Choosing the right motor is a matter of what suits your bike and what suits your riding style. Here are some factors for your consideration. 

Mid drive motor

As a result of their massive improvements in recent years, we currently only carry Mid-drive systems, and here are a few of the reasons why.

A mid drive system has the advantage of driving through the bicycle gears. This allows for a greater torque control and speed range. Great for people who want a bike that responds like a regular bike. The conversion kits can fit to a wider range of bikes. Think of it as the “manual” system.

  • More responsive to rider input, more assistance control
  • More dynamic riding, gear changing needed for best performance.
  • Motor weight is kept central in the frame, improving weight distribution.
  • Suits bikes with internal hub gears.
  • Suits all wheel sizes.
  • Keep original wheels.
  • Additional wear on chain and sprockets.

Hub motor

Previously, hub motor systems were the standard, as they were the first electric bike systems to hit the road, Nowadays, as a result of vast improvements mid drive systems, they have been largely phased out by most bicycle companies.

A good quality hub motor system can have good acceleration and high top speeds. This comes as a trade off to having a motor system that is less responsive to rider pedaling input. You could think of it as the “automatic” system.

  • Involves a custom built rear wheel, making kits less compatible.
  • External cables, making puncture repairs more difficult.
  • More weight in the rear wheel, leading to worse handling.
  • Easy twist and go use.
  • Keeps original gears.
  • No additional chain wear.

    An e-bike is a bicycle with electric motor to help you along. You ride it much like you ride a normal bicycle, but with less effort.

    E-bikes can come in many styles, from commuter bikes to full-suspension mountain bikes, and everything in between. Our focus is on urban and cargo bikes, used for commuting, transport, or pleasure. To that end, we stock bikes that have a focus on quality, are beautiful to look at, and will last a long time.

    An e-bike motor works by automatically switching on the (quiet) motor when you pedal. There are two different types of motor: motors that are in the crank and motors that are in your rear hub.
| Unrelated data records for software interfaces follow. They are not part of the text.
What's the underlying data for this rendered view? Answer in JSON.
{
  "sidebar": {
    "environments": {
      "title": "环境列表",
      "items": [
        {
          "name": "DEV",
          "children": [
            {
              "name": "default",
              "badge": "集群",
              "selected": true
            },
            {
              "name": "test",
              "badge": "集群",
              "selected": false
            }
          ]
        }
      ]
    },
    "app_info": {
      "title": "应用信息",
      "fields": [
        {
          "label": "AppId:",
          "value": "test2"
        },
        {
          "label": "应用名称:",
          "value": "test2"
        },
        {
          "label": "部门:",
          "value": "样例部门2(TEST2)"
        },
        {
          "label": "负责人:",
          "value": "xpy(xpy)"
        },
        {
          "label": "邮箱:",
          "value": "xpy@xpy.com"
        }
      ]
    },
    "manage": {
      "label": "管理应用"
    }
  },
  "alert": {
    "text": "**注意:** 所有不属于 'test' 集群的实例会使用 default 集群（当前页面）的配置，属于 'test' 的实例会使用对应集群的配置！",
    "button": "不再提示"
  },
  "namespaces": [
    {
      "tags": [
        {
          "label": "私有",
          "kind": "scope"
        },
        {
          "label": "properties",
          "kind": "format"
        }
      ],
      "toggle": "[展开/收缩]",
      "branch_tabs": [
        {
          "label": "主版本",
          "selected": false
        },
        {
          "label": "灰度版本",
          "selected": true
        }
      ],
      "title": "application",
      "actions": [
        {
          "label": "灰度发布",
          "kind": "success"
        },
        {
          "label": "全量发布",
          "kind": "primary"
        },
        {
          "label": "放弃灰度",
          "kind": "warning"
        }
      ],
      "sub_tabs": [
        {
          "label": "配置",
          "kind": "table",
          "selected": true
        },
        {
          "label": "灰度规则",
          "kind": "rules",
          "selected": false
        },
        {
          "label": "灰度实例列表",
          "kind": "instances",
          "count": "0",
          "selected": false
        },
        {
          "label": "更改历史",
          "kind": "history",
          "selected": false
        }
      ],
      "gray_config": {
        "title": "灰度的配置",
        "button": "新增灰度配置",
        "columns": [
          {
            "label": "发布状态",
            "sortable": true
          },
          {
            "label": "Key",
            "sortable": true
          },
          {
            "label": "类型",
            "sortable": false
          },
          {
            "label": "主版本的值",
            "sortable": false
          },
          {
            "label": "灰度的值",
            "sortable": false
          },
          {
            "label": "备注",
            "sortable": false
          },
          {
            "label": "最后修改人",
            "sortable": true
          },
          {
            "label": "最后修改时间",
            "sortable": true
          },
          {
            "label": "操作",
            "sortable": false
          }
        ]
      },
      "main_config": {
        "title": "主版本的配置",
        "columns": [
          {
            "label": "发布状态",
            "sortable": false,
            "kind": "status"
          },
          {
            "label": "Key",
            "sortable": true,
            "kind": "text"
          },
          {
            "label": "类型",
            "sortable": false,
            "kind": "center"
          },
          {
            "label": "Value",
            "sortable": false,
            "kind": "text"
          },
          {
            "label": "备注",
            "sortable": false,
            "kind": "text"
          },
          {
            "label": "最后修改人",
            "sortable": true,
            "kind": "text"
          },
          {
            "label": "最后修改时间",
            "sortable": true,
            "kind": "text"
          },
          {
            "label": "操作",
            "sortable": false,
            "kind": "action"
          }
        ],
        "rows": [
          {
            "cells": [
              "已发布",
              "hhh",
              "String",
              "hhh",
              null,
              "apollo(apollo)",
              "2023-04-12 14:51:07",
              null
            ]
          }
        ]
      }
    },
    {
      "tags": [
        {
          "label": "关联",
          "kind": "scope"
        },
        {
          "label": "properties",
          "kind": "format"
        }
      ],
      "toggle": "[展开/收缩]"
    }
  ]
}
Both types have their pros and cons - it all depends on the type of riding you're planning on doing. 

    As a rule, crank motors provide a more authentic bicycle experience. This is because the motor senses how much power you are putting into the pedals (using a torque sensor), and responds proportionally (that is, the harder you pedal, the more the motor helps you). This makes you feel like you have extra strong legs! Crank motors tend to be more responsive than wheel hub motors, and allow the bicycle to roll more freely without the additional drag of a motor in the hub. We stock several e-bike models with crank motors made by Bosch and Shimano. 

    Wheel hub motors have been around for longer and offer a simpler design. Most wheel hub motors do not sense how much power you are making with your legs, so they will generally be either ‘on’ or ‘off’. Due to the placement of the motor in the rear wheel they also make changing punctures more difficult, and make the bike handle less like a regular bike due to less balanced weight distribution. Due to these and other reasons, we no longer stock hub based electric systems.

    All of our e-bikes allow you to adjust how much power you want, or to switch off the power altogether and ride it like a non-electric bike.